Defense acquisition professionals need to apply common-sense thinking as they make decisions, the undersecretary of defense for acquisition, technology and logistics said here today.
Frank Kendall issued a memo on the “Better Buying Power 2.0” that re-emphasized the power people have in the acquisition process and seven common-sense ways that acquisition and contracting personnel can achieve greater efficiencies and productivity.
Kendall is building on the original Better Buying Power memo issued three years ago. He stressed that the 2.0 version is a continuous improvement process.
“It’s not about acquisition reform, or transformational change,” he said during a media roundtable at the Pentagon. “It’s really about attacking all the many problems that exist in how we do acquisition and making incremental improvements wherever we can.”
The memo directs personnel to achieve affordable programs, to control costs throughout products’ life cycles, to provide incentives for industrial productivity and innovation, to eliminate unproductive processes and bureaucracy, and to promote effective competition.
The memo also calls on personnel to improve tradecraft in the acquisition of services and to improve the professionalism of the total acquisition workforce.
“There is a flavor that runs through 2.0 of, ‘Here are the tools you need, and here is the way you should be thinking about the problems that you have to solve.

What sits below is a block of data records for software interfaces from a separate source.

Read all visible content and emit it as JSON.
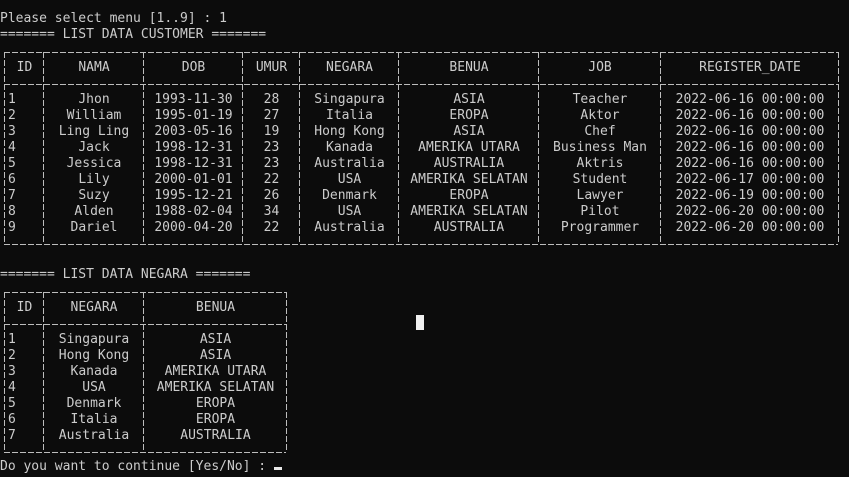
{
  "prompt_menu": "Please select menu [1..9] : 1",
  "customer_title": "======= LIST DATA CUSTOMER =======",
  "customer_headers": [
    "ID",
    "NAMA",
    "DOB",
    "UMUR",
    "NEGARA",
    "BENUA",
    "JOB",
    "REGISTER_DATE"
  ],
  "customer_rows": [
    [
      "1",
      "Jhon",
      "1993-11-30",
      "28",
      "Singapura",
      "ASIA",
      "Teacher",
      "2022-06-16 00:00:00"
    ],
    [
      "2",
      "William",
      "1995-01-19",
      "27",
      "Italia",
      "EROPA",
      "Aktor",
      "2022-06-16 00:00:00"
    ],
    [
      "3",
      "Ling Ling",
      "2003-05-16",
      "19",
      "Hong Kong",
      "ASIA",
      "Chef",
      "2022-06-16 00:00:00"
    ],
    [
      "4",
      "Jack",
      "1998-12-31",
      "23",
      "Kanada",
      "AMERIKA UTARA",
      "Business Man",
      "2022-06-16 00:00:00"
    ],
    [
      "5",
      "Jessica",
      "1998-12-31",
      "23",
      "Australia",
      "AUSTRALIA",
      "Aktris",
      "2022-06-16 00:00:00"
    ],
    [
      "6",
      "Lily",
      "2000-01-01",
      "22",
      "USA",
      "AMERIKA SELATAN",
      "Student",
      "2022-06-17 00:00:00"
    ],
    [
      "7",
      "Suzy",
      "1995-12-21",
      "26",
      "Denmark",
      "EROPA",
      "Lawyer",
      "2022-06-19 00:00:00"
    ],
    [
      "8",
      "Alden",
      "1988-02-04",
      "34",
      "USA",
      "AMERIKA SELATAN",
      "Pilot",
      "2022-06-20 00:00:00"
    ],
    [
      "9",
      "Dariel",
      "2000-04-20",
      "22",
      "Australia",
      "AUSTRALIA",
      "Programmer",
      "2022-06-20 00:00:00"
    ]
  ],
  "negara_title": "======= LIST DATA NEGARA =======",
  "negara_headers": [
    "ID",
    "NEGARA",
    "BENUA"
  ],
  "negara_rows": [
    [
      "1",
      "Singapura",
      "ASIA"
    ],
    [
      "2",
      "Hong Kong",
      "ASIA"
    ],
    [
      "3",
      "Kanada",
      "AMERIKA UTARA"
    ],
    [
      "4",
      "USA",
      "AMERIKA SELATAN"
    ],
    [
      "5",
      "Denmark",
      "EROPA"
    ],
    [
      "6",
      "Italia",
      "EROPA"
    ],
    [
      "7",
      "Australia",
      "AUSTRALIA"
    ]
  ],
  "prompt_continue": "Do you want to continue [Yes/No] : "
}
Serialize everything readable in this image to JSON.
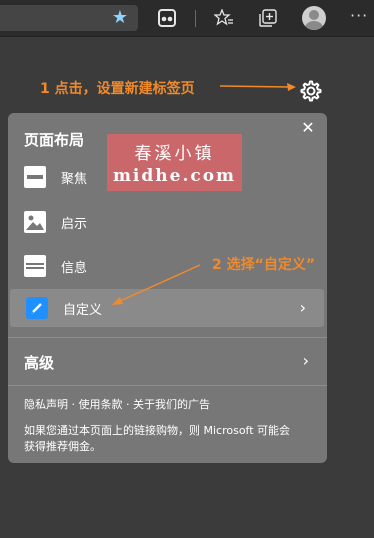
{
  "toolbar": {
    "icons": [
      "star-icon",
      "collections-icon",
      "favorites-icon",
      "tabs-icon",
      "profile-icon",
      "more-icon"
    ],
    "more_label": "···"
  },
  "annotations": {
    "step1": "1 点击，设置新建标签页",
    "step2": "2 选择“自定义”",
    "color": "#f08a2a"
  },
  "watermark": {
    "line1": "春溪小镇",
    "line2": "midhe.com"
  },
  "panel": {
    "title": "页面布局",
    "close_label": "✕",
    "layouts": [
      {
        "label": "聚焦"
      },
      {
        "label": "启示"
      },
      {
        "label": "信息"
      },
      {
        "label": "自定义"
      }
    ],
    "chevron": "›",
    "language_section": "高级",
    "footer_links": "隐私声明 · 使用条款 · 关于我们的广告",
    "footer_note_1": "如果您通过本页面上的链接购物，则 Microsoft 可能会",
    "footer_note_2": "获得推荐佣金。"
  }
}
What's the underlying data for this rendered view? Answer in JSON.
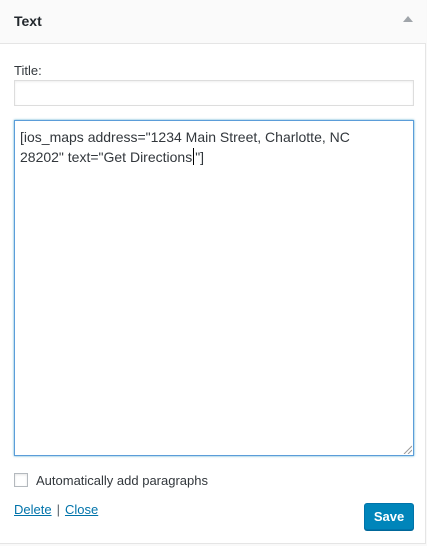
{
  "widget": {
    "title": "Text"
  },
  "form": {
    "title_label": "Title:",
    "title_value": "",
    "content_line1": "[ios_maps address=\"1234 Main Street, Charlotte, NC",
    "content_line2_before_caret": "28202\" text=\"Get Directions",
    "content_line2_after_caret": "\"]",
    "autop_label": "Automatically add paragraphs",
    "autop_checked": false
  },
  "controls": {
    "delete_label": "Delete",
    "separator": "|",
    "close_label": "Close",
    "save_label": "Save"
  },
  "colors": {
    "accent": "#0085ba",
    "link": "#0073aa",
    "focus_border": "#5b9dd9"
  },
  "icons": {
    "toggle": "triangle-up-icon",
    "resize": "resize-grip-icon"
  }
}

But you have to solve them,’” Kendall said.
The memo tells acquisition personnel first to think — to apply their education, training and experience to the process. It also talks about good decision making and the need to streamline the decision-making process.
“People, to me, are central to this [process],” Kendall said. “I’ve also made it a point that it will take cultural change to do a better job.”
It sounds like an oxymoron, but money has value, Kendall said. And while the Defense Department always has tried to be a good financial steward, the incentives often seem to work against that.
“Obligation rates as a key example of that — where we effectively punish people for not spending their money,” he said. “That’s not how you negotiate a good contract.”
If acquisition professionals can return money to the department or buy additional product for their service or program, that should be rewarded, Kendall added.
“People shouldn’t just take the budget as a given and take it as their job to spend that budget,” the undersecretary said. “Their job is to get as much value as they possibly can — one way is to get more content for that money, and another is to not spend as much.”
Kendall said he believes contracting personnel are embracing that idea and that it’s becoming institutionalized throughout DOD.
Leadership is part of the whole process, and Better Buying Power 2.0 emphasizes the need for people to lead, he said.
“We have a lot of very good people, but I think we can improve,” he added. “We need to build our professionalism.”
The importance of DOD getting its money’s worth is especially important now that money is tight and sequestration has hit, Kendall said.
“Even though the workforce is out there trying to come to grips with sequestration, we also have to improve how we do our business in general,” he said. “This is not going to go away, no matter what the fiscal situation is.”